**Data for this task:**
────────────────
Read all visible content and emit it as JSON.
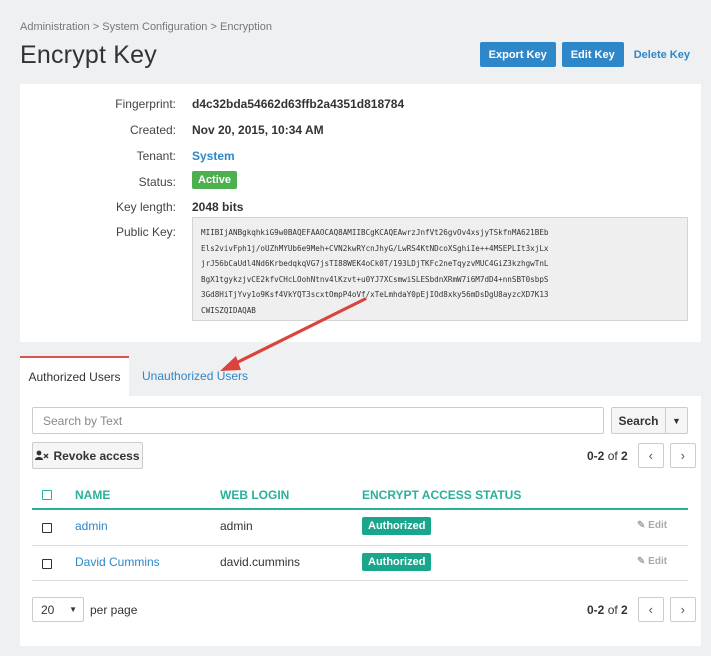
{
  "breadcrumb": [
    "Administration",
    "System Configuration",
    "Encryption"
  ],
  "breadcrumb_sep": ">",
  "page_title": "Encrypt Key",
  "actions": {
    "export": "Export Key",
    "edit": "Edit Key",
    "delete": "Delete Key"
  },
  "details": {
    "fingerprint_label": "Fingerprint:",
    "fingerprint": "d4c32bda54662d63ffb2a4351d818784",
    "created_label": "Created:",
    "created": "Nov 20, 2015, 10:34 AM",
    "tenant_label": "Tenant:",
    "tenant": "System",
    "status_label": "Status:",
    "status": "Active",
    "keylength_label": "Key length:",
    "keylength": "2048 bits",
    "pubkey_label": "Public Key:",
    "pubkey": "MIIBIjANBgkqhkiG9w0BAQEFAAOCAQ8AMIIBCgKCAQEAwrzJnfVt26gvOv4xsjyTSkfnMA621BEb\nEls2vivFph1j/oUZhMYUb6e9Meh+CVN2kwRYcnJhyG/LwRS4KtNDcoXSghiIe++4MSEPLIt3xjLx\njrJ56bCaUdl4Nd6KrbedqkqVG7jsTI88WEK4oCk0T/193LDjTKFc2neTqyzvMUC4GiZ3kzhgwTnL\nBgX1tgykzjvCE2kfvCHcLOohNtnv4lKzvt+u0YJ7XCsmwiSLESbdnXRmW7i6M7dD4+nnSBT0sbpS\n3Gd8HiTjYvy1o9Ksf4VkYQT3scxtOmpP4oVf/xTeLmhdaY0pEjIOd8xky56mDsDgU8ayzcXD7K13\nCWISZQIDAQAB"
  },
  "tabs": {
    "authorized": "Authorized Users",
    "unauthorized": "Unauthorized Users"
  },
  "search": {
    "placeholder": "Search by Text",
    "button": "Search",
    "dropdown_icon": "caret-down-icon"
  },
  "revoke": {
    "label": "Revoke access",
    "icon": "user-remove-icon"
  },
  "pager": {
    "range": "0-2",
    "of": "of",
    "total": "2"
  },
  "table": {
    "headers": [
      "NAME",
      "WEB LOGIN",
      "ENCRYPT ACCESS STATUS"
    ],
    "rows": [
      {
        "name": "admin",
        "login": "admin",
        "status": "Authorized",
        "edit": "Edit"
      },
      {
        "name": "David Cummins",
        "login": "david.cummins",
        "status": "Authorized",
        "edit": "Edit"
      }
    ]
  },
  "per_page": {
    "value": "20",
    "label": "per page"
  },
  "colors": {
    "primary": "#2e87c8",
    "active_tab": "#d9534f",
    "teal": "#2ab19b",
    "status_active": "#4cb04f",
    "authorized_badge": "#1aa68c",
    "annotation_arrow": "#d9453d"
  }
}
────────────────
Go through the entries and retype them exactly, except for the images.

Read all visible content and emit it as JSON.
{
  "breadcrumb": [
    "Administration",
    "System Configuration",
    "Encryption"
  ],
  "breadcrumb_sep": ">",
  "page_title": "Encrypt Key",
  "actions": {
    "export": "Export Key",
    "edit": "Edit Key",
    "delete": "Delete Key"
  },
  "details": {
    "fingerprint_label": "Fingerprint:",
    "fingerprint": "d4c32bda54662d63ffb2a4351d818784",
    "created_label": "Created:",
    "created": "Nov 20, 2015, 10:34 AM",
    "tenant_label": "Tenant:",
    "tenant": "System",
    "status_label": "Status:",
    "status": "Active",
    "keylength_label": "Key length:",
    "keylength": "2048 bits",
    "pubkey_label": "Public Key:",
    "pubkey": "MIIBIjANBgkqhkiG9w0BAQEFAAOCAQ8AMIIBCgKCAQEAwrzJnfVt26gvOv4xsjyTSkfnMA621BEb\nEls2vivFph1j/oUZhMYUb6e9Meh+CVN2kwRYcnJhyG/LwRS4KtNDcoXSghiIe++4MSEPLIt3xjLx\njrJ56bCaUdl4Nd6KrbedqkqVG7jsTI88WEK4oCk0T/193LDjTKFc2neTqyzvMUC4GiZ3kzhgwTnL\nBgX1tgykzjvCE2kfvCHcLOohNtnv4lKzvt+u0YJ7XCsmwiSLESbdnXRmW7i6M7dD4+nnSBT0sbpS\n3Gd8HiTjYvy1o9Ksf4VkYQT3scxtOmpP4oVf/xTeLmhdaY0pEjIOd8xky56mDsDgU8ayzcXD7K13\nCWISZQIDAQAB"
  },
  "tabs": {
    "authorized": "Authorized Users",
    "unauthorized": "Unauthorized Users"
  },
  "search": {
    "placeholder": "Search by Text",
    "button": "Search",
    "dropdown_icon": "caret-down-icon"
  },
  "revoke": {
    "label": "Revoke access",
    "icon": "user-remove-icon"
  },
  "pager": {
    "range": "0-2",
    "of": "of",
    "total": "2"
  },
  "table": {
    "headers": [
      "NAME",
      "WEB LOGIN",
      "ENCRYPT ACCESS STATUS"
    ],
    "rows": [
      {
        "name": "admin",
        "login": "admin",
        "status": "Authorized",
        "edit": "Edit"
      },
      {
        "name": "David Cummins",
        "login": "david.cummins",
        "status": "Authorized",
        "edit": "Edit"
      }
    ]
  },
  "per_page": {
    "value": "20",
    "label": "per page"
  },
  "colors": {
    "primary": "#2e87c8",
    "active_tab": "#d9534f",
    "teal": "#2ab19b",
    "status_active": "#4cb04f",
    "authorized_badge": "#1aa68c",
    "annotation_arrow": "#d9453d"
  }
}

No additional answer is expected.